|Builder||ALCO, Schenectady, NY|
|Cylinders||15 x 24 Inches|
|Boiler Pressure||200 PSI|
|Gross Weight||65.5 Tons|
- 1927, Built new for Walter A. Woodard Lumber Co., Cottage Grove, OR
- 1942, Purchased by J.H. Chambers & Son, Cottage Grove, OR
- 1946, Purchased by Lorane Valley Lumber Co., Cottage Grove, OR
- 1951, Purchased by Robert Dollar Co., Cottage Grove, OR
- 1959, Donated to San Francisco Maritime Museum Association, San Francisco, CA
- 1978, Leased to Bay Area Electric Railway Association (BAERA), Rio Vista Junction, CA
- 1985, Donated to BAERA
- 1999, Donated, disassembled, to PLA, Fremont, CA
- 1999 to 2007, rebuilt, NCRy Brightside Shops
- 2007 (February), in service, NCRy, Sunol, CA
Note: Reportedly the last wood-burning locomotive built for use in the United States
The No. 3 was built for the Walter A. Woodard Lumber Company of Cottage Grove, Oregon, in November 1927 by American Locomotive Company (ALCO) of Schenectady, New York.
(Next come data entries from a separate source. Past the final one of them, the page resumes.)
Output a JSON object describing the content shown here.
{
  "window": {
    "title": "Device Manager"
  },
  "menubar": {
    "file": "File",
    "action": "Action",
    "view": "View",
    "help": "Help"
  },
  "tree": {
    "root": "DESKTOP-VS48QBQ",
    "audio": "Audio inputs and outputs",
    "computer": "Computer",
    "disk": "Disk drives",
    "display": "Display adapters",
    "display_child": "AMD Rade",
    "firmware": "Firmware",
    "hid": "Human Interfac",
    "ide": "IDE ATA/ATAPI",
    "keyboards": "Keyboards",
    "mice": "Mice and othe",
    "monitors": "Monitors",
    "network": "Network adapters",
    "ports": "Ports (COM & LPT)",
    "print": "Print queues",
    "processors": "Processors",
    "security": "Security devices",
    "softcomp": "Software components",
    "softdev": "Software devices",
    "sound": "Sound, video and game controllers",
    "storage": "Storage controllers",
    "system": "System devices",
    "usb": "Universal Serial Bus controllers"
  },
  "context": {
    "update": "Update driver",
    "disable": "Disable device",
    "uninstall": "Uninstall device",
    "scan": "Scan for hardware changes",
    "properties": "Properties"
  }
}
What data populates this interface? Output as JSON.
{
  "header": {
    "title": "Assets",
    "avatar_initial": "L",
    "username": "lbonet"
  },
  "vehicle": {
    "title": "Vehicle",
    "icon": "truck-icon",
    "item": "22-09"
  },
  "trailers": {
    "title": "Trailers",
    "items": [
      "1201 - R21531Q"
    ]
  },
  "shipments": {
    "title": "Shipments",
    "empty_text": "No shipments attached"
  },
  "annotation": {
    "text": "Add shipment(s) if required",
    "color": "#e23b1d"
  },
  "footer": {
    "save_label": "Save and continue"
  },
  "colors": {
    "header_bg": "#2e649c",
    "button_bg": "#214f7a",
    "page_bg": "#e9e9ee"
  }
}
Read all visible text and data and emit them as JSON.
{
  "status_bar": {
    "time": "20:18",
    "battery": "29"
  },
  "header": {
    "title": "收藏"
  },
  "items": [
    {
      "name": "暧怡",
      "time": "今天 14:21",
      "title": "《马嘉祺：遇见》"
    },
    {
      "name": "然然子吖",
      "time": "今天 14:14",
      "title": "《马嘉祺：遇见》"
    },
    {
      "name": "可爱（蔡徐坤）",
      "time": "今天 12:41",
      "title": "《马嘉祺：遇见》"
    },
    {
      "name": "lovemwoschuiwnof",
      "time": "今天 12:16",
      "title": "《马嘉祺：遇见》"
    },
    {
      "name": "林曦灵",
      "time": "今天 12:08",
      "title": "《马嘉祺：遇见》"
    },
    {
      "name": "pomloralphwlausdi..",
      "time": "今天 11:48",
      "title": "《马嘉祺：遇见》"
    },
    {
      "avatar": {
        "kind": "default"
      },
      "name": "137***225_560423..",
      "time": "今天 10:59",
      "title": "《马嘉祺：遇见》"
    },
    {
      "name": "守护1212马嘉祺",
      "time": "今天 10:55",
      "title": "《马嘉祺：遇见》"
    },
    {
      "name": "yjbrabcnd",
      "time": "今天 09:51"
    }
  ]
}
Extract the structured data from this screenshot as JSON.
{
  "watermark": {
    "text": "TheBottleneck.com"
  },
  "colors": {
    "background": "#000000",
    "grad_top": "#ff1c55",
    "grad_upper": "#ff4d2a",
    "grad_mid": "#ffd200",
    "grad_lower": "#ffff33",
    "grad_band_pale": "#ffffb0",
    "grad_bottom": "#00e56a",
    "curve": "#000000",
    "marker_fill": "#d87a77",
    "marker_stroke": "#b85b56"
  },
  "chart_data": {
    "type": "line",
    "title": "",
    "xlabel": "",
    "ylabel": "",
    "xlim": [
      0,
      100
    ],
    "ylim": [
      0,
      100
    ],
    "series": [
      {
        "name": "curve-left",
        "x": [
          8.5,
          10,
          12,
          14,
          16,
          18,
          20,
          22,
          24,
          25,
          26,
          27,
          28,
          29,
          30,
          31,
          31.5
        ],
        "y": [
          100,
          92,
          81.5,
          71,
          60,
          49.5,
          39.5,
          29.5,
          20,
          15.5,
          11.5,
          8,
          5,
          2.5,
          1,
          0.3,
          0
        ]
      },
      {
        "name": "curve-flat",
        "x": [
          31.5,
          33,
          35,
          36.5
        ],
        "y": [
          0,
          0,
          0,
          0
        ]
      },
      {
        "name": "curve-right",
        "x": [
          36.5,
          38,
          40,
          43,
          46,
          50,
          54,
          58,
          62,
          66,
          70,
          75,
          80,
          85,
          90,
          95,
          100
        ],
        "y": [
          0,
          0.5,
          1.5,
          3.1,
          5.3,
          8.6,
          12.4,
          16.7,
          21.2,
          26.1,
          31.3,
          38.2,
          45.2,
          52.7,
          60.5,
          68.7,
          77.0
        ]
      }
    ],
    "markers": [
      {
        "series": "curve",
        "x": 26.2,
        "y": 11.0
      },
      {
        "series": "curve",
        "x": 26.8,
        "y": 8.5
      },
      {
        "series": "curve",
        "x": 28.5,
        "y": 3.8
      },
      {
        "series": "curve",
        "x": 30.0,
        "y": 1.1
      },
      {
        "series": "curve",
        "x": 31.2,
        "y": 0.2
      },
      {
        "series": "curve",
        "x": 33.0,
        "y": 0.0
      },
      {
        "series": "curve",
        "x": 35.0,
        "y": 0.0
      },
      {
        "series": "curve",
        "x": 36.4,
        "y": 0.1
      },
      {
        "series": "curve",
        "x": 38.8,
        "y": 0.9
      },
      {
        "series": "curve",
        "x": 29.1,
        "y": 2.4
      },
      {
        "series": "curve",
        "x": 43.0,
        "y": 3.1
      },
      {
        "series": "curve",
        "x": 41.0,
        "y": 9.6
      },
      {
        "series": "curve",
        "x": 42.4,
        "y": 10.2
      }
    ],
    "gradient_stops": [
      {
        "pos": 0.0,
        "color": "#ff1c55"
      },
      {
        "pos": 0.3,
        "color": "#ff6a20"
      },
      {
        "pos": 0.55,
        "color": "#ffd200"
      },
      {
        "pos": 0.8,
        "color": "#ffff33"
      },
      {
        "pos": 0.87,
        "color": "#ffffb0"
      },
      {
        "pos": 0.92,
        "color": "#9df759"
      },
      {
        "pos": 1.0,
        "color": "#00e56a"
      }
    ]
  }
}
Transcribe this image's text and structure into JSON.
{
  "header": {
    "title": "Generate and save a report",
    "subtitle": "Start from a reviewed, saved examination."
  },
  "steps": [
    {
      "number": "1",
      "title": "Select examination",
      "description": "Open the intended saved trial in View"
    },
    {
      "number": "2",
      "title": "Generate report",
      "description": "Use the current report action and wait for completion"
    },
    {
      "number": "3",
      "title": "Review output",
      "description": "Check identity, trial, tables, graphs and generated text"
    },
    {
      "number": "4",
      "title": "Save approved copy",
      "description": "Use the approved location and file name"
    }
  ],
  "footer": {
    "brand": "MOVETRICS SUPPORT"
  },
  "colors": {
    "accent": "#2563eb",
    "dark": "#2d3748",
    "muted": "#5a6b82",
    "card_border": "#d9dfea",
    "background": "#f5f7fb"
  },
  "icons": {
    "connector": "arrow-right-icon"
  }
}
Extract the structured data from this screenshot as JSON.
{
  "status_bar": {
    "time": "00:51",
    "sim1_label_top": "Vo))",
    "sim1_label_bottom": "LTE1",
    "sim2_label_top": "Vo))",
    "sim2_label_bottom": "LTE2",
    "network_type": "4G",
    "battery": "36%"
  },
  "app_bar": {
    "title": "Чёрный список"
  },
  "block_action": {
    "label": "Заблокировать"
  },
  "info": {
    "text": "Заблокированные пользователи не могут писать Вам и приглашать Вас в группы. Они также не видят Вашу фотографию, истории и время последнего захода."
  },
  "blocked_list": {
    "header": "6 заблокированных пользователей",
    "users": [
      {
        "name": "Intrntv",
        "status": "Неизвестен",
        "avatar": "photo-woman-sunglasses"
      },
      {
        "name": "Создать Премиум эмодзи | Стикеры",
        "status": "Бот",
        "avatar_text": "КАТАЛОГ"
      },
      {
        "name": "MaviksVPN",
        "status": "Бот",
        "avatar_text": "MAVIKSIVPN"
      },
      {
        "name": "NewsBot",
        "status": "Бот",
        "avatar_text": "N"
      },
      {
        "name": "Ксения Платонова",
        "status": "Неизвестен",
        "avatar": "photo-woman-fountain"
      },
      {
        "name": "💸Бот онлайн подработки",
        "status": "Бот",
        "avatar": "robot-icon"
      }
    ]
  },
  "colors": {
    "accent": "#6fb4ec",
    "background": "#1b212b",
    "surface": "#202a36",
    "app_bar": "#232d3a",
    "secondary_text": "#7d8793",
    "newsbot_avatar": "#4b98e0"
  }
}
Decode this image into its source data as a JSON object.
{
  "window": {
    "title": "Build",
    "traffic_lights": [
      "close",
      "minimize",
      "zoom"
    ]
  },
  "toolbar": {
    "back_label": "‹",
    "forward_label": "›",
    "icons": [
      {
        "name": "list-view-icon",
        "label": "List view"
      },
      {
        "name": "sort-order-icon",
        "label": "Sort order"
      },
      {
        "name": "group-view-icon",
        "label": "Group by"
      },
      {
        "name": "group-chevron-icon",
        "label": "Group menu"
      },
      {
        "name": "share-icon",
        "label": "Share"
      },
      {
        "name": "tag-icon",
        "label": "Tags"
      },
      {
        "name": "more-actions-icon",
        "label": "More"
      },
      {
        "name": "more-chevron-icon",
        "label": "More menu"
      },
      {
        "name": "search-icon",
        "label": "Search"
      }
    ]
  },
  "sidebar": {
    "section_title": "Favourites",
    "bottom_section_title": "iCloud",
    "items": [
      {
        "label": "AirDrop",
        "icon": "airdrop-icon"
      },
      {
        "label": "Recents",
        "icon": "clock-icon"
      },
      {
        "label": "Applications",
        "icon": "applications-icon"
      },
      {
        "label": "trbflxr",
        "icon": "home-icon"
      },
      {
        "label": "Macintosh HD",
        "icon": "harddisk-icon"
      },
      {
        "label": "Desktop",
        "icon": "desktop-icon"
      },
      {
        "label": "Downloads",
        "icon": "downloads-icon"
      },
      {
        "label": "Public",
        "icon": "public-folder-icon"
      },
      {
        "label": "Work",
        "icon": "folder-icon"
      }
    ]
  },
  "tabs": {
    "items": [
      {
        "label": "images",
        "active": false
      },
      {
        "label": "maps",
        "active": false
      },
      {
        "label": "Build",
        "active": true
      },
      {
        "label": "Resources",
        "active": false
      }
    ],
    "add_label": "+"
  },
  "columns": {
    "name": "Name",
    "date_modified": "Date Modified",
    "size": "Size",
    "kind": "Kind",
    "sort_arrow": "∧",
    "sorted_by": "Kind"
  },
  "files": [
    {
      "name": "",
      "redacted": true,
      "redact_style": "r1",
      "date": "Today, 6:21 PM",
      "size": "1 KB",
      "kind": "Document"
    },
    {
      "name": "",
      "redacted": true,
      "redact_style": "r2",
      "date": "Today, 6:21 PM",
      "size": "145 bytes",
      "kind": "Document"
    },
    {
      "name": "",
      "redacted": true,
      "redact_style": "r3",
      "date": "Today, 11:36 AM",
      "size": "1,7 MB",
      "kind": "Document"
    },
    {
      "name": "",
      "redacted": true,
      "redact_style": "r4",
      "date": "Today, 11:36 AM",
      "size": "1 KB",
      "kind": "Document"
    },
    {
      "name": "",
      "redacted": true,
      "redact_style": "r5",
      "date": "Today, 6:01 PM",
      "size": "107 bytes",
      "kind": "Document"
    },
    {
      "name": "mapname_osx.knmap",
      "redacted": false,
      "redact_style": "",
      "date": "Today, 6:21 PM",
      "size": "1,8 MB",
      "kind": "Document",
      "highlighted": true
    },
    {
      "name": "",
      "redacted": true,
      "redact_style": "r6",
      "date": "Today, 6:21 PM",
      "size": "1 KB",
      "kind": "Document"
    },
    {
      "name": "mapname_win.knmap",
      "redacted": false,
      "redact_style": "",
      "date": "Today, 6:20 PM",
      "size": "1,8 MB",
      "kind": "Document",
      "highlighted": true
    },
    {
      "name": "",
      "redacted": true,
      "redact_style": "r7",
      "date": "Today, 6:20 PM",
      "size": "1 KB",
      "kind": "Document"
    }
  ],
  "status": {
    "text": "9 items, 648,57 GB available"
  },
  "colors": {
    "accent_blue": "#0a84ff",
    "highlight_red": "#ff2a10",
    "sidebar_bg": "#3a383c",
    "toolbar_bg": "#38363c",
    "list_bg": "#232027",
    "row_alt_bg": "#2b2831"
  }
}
It was built as a wood burner, and is reportedly the last wood burning steam locomotive built for service in the USA. Through various owners, amazingly the locomotive always retained its number 3.
In 1942, J. H. Chambers & Son acquired the No. 3 when they purchased the Cottage Grove, Oregon lumber mill from the Woodard Company. Lorane Valley Lumber Company bought the Cottage Grove mill in 1946, and the No. 3 along with it. No. 3 was sold yet again in 1951 to The Robert Dollar Company of Glendale, Oregon.
The locomotive was modified twice during its operational life. While working for W.A. Woodard, the fuel bunker was extended past the rear buffer beam, presumably to give more wood capacity. While working for Robert Dollar Company, the locomotive was converted from wood firing to oil firing and a welded steel fuel tank was added.
The No. 3 worked for the Robert Dollar Company until 1959, when it was donated to the San Francisco Maritime Museum Association for a proposed transportation museum. That museum did not materialize and today’s Maritime Museum focuses only on ships and the maritime history of San Francisco. In 1978 the No. 3 was leased by, and later donated to, the Bay Area Electric Railroad Association (now called the Western Railway Museum) at Rio Vista Junction, California.
Restoration on the No. 3 at the Western Railway Museum began in 1979 and progressed to include completion of the boiler work. In 1999, with restoration incomplete, the Western Railway Museum donated the No. 3 to the Pacific Locomotive Association.
The No. 3 was moved to Niles Canyon piece-by-piece. All parts were loaded onto trucks for transport to the Niles Canyon Railway Brightside yard. Since the driving wheels had been removed for repair, the biggest effort was to move the boiler and frame out of the shop to where No. 3 could be loaded onto a truck. After the No. 3 arrived in Niles Canyon, restoration began to return the locomotive to her 1950s appearance in Robert Dollar Company lettering. The engine as repainted in 2019 and its letting completed in early 2021 after delays from the COVID-19 pandemic.
#3 is in operational condition and is used to pull some of our passenger trains on our Niles Canyon Railway. The engine also carries its original ALCO whistle. The bell was purchased by an NCRy volunteer a few years ago, and a new whistle was built using the original bell by Rizzoli Locomotive Works in Niles, CA after a successful fundraiser to raise the money to pay for the work. The whistle is dedicated to Pacific Locomotive Association Founding Member, Henry Luna.
Life before Niles Canyon…
We are fortunate to have had many different photographs of the #3 shared with us from various people and sites. Please visit our Life Before Niles Canyon… page for the #3 at the button below to see some of these great photos.